--- TASK DETAILS ---
Look below for the line with "Decode this image", then repeat it and all lines after it, exactly, minus any pictures.

--- THE INPUT ---
***

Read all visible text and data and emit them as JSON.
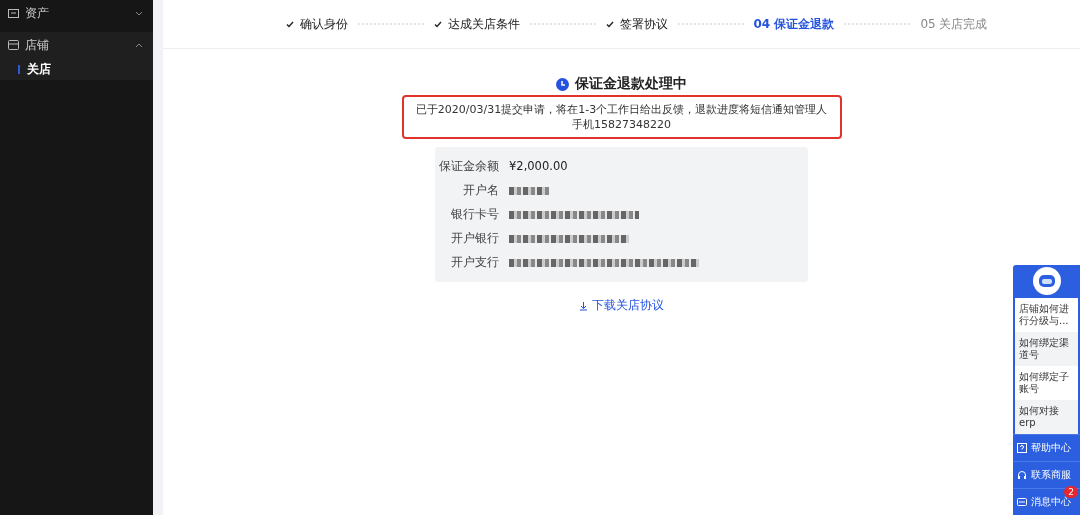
{
  "sidebar": {
    "items": [
      {
        "label": "资产",
        "expanded": false
      },
      {
        "label": "店铺",
        "expanded": true,
        "children": [
          {
            "label": "关店",
            "selected": true
          }
        ]
      }
    ]
  },
  "steps": [
    {
      "label": "确认身份",
      "completed": true,
      "selected": false
    },
    {
      "label": "达成关店条件",
      "completed": true,
      "selected": false
    },
    {
      "label": "签署协议",
      "completed": true,
      "selected": false
    },
    {
      "label": "04 保证金退款",
      "completed": false,
      "selected": true
    },
    {
      "label": "05 关店完成",
      "completed": false,
      "selected": false
    }
  ],
  "status": {
    "title": "保证金退款处理中",
    "message": "已于2020/03/31提交申请，将在1-3个工作日给出反馈，退款进度将短信通知管理人手机15827348220",
    "highlighted": true
  },
  "details": [
    {
      "label": "保证金余额",
      "kind": "text",
      "value": "¥2,000.00"
    },
    {
      "label": "开户名",
      "kind": "redacted"
    },
    {
      "label": "银行卡号",
      "kind": "redacted"
    },
    {
      "label": "开户银行",
      "kind": "redacted"
    },
    {
      "label": "开户支行",
      "kind": "redacted"
    }
  ],
  "download_link": "下载关店协议",
  "help_widget": {
    "questions": [
      "店铺如何进行分级与...",
      "如何绑定渠道号",
      "如何绑定子账号",
      "如何对接erp"
    ],
    "actions": [
      {
        "label": "帮助中心",
        "kind": "help"
      },
      {
        "label": "联系商服",
        "kind": "service"
      },
      {
        "label": "消息中心",
        "kind": "message",
        "badge": "2"
      }
    ]
  }
}
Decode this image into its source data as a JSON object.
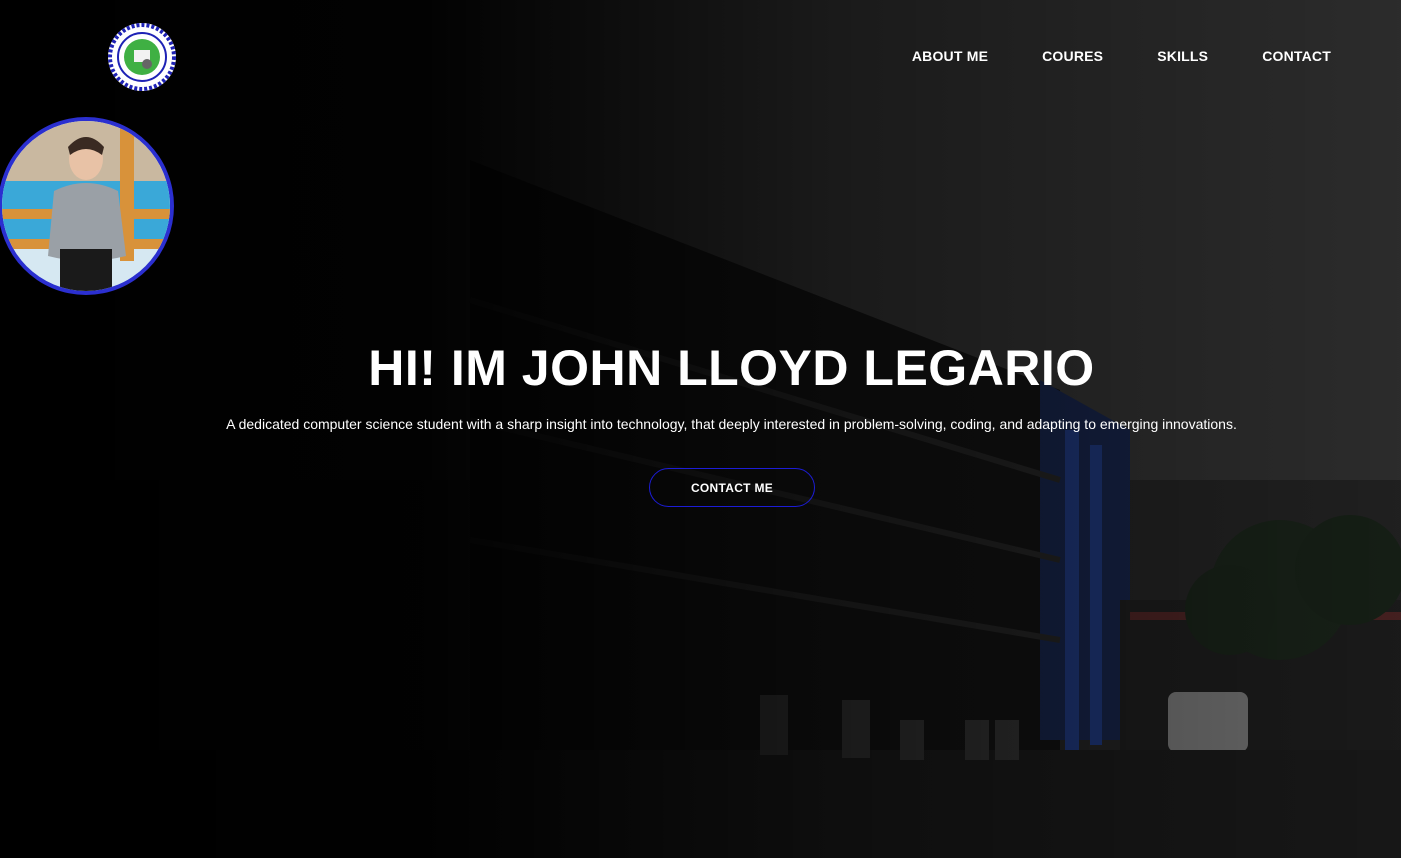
{
  "header": {
    "logo_icon": "college-seal-icon",
    "nav": [
      {
        "label": "ABOUT ME"
      },
      {
        "label": "COURES"
      },
      {
        "label": "SKILLS"
      },
      {
        "label": "CONTACT"
      }
    ]
  },
  "profile": {
    "avatar_icon": "profile-photo",
    "border_color": "#2b2fd0"
  },
  "hero": {
    "title": "HI! IM JOHN LLOYD LEGARIO",
    "tagline": "A dedicated computer science student with a sharp insight into technology, that deeply interested in problem-solving, coding, and adapting to emerging innovations.",
    "cta_label": "CONTACT ME",
    "accent": "#1c1cd6"
  }
}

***

--- OUTPUT FOR THIS TASK ---
Decode this image into its source data as a JSON object.
{
  "header": {
    "logo_icon": "college-seal-icon",
    "nav": [
      {
        "label": "ABOUT ME"
      },
      {
        "label": "COURES"
      },
      {
        "label": "SKILLS"
      },
      {
        "label": "CONTACT"
      }
    ]
  },
  "profile": {
    "avatar_icon": "profile-photo",
    "border_color": "#2b2fd0"
  },
  "hero": {
    "title": "HI! IM JOHN LLOYD LEGARIO",
    "tagline": "A dedicated computer science student with a sharp insight into technology, that deeply interested in problem-solving, coding, and adapting to emerging innovations.",
    "cta_label": "CONTACT ME",
    "accent": "#1c1cd6"
  }
}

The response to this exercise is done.